WORK INSTRUCTIONS: Where a line in the listing below contains the word "link", copy that line.

** Opening DATASET CONTENT block **

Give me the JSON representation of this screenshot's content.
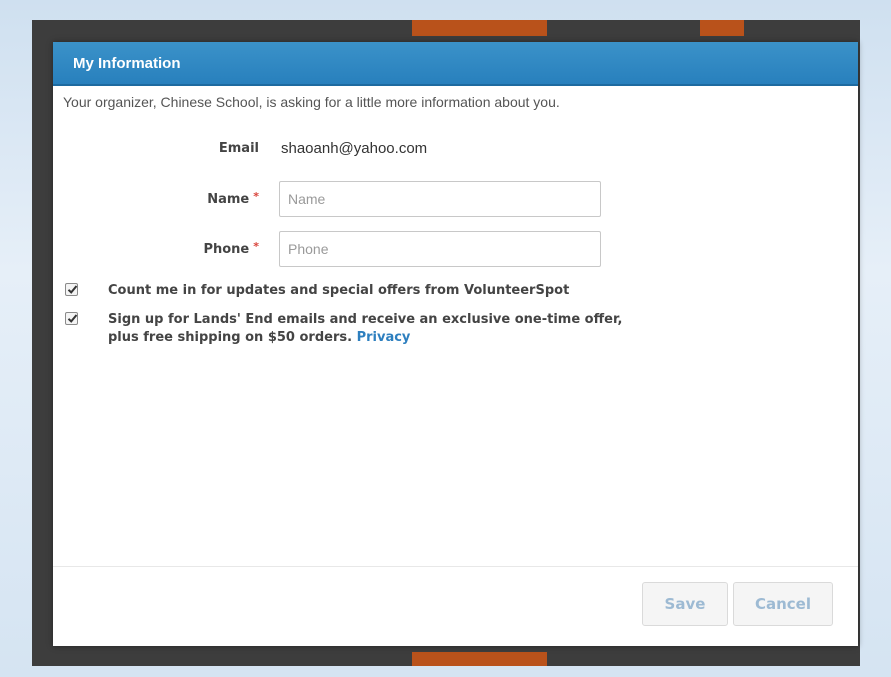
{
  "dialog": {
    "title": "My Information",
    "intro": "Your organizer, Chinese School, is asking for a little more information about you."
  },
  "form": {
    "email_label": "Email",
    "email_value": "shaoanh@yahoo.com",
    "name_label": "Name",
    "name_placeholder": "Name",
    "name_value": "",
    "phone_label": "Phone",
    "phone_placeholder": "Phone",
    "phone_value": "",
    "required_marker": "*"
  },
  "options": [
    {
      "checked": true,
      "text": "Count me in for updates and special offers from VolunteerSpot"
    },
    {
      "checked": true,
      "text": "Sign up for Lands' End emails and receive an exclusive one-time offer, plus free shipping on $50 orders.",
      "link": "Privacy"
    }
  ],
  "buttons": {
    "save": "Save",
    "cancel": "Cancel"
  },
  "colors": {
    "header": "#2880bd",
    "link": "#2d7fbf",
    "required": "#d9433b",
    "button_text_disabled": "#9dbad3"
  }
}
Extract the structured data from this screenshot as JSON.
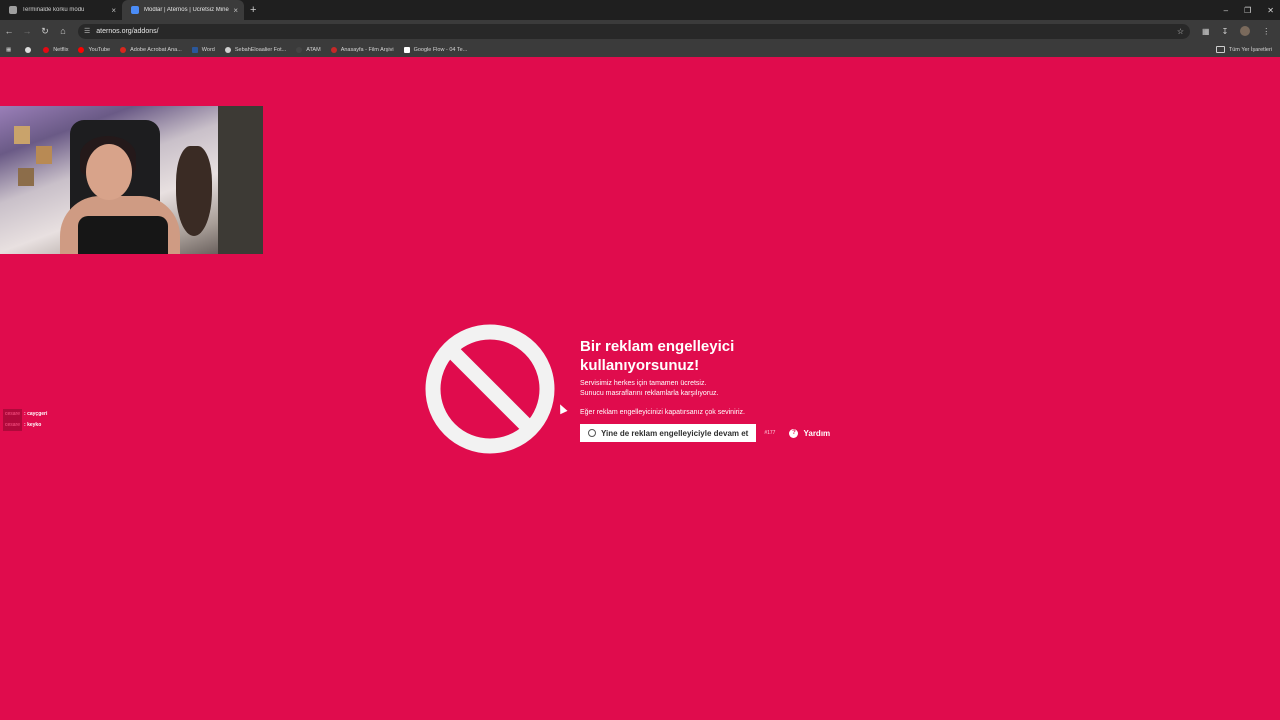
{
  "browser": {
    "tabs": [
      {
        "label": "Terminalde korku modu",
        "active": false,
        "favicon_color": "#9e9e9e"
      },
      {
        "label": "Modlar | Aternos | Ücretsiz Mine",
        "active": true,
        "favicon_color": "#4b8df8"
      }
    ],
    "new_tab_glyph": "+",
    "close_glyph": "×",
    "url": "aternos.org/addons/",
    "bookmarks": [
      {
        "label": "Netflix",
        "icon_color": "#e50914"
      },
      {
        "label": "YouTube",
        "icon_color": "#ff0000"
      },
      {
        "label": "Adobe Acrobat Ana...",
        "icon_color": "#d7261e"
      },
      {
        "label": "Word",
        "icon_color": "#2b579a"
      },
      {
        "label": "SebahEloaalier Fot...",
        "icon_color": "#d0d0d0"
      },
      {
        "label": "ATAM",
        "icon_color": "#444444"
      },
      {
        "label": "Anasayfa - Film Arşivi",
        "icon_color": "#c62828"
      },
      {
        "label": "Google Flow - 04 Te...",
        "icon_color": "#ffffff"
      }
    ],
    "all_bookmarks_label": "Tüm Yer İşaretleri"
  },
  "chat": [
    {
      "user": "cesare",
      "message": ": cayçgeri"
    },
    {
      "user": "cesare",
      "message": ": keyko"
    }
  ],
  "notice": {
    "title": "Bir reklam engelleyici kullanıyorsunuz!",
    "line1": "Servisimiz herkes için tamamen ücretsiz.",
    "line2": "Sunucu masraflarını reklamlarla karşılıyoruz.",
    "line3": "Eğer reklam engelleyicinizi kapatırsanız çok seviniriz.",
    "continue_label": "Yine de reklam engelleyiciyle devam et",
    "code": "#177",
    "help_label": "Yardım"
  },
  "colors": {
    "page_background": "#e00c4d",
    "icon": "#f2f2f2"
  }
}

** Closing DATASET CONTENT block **
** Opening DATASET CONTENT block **

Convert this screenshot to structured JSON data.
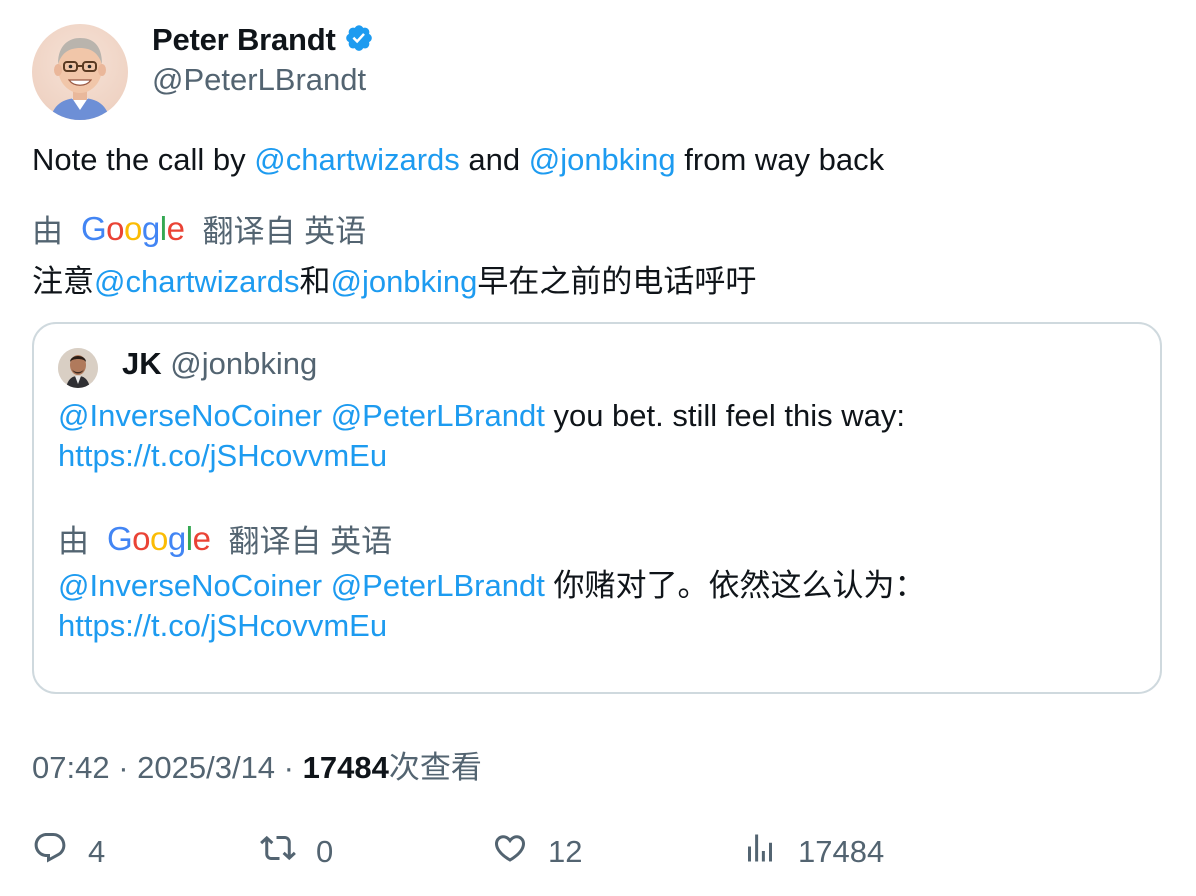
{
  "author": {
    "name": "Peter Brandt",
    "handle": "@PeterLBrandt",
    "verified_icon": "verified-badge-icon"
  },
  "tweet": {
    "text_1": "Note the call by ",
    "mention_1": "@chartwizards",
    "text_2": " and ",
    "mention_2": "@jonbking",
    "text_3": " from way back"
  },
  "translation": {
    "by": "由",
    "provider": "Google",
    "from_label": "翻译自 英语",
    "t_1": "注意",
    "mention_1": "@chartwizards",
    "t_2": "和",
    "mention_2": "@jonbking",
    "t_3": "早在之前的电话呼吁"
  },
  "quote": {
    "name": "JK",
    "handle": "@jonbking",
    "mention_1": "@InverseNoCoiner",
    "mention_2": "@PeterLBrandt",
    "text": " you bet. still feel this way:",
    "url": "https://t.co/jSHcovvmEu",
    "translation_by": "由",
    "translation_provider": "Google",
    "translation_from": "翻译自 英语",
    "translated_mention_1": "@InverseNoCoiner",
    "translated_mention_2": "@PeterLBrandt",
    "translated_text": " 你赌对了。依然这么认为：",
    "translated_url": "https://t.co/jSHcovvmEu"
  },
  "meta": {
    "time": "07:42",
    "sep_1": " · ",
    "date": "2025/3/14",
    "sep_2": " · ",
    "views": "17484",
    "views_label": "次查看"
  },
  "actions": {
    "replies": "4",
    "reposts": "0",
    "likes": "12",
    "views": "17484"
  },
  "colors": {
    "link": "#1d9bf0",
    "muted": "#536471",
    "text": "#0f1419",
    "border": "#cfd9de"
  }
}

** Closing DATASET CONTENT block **

COMPLETED EXERCISE:
      "link": "Privacy"
    "link": "#2d7fbf",
    "link": "#1d9bf0",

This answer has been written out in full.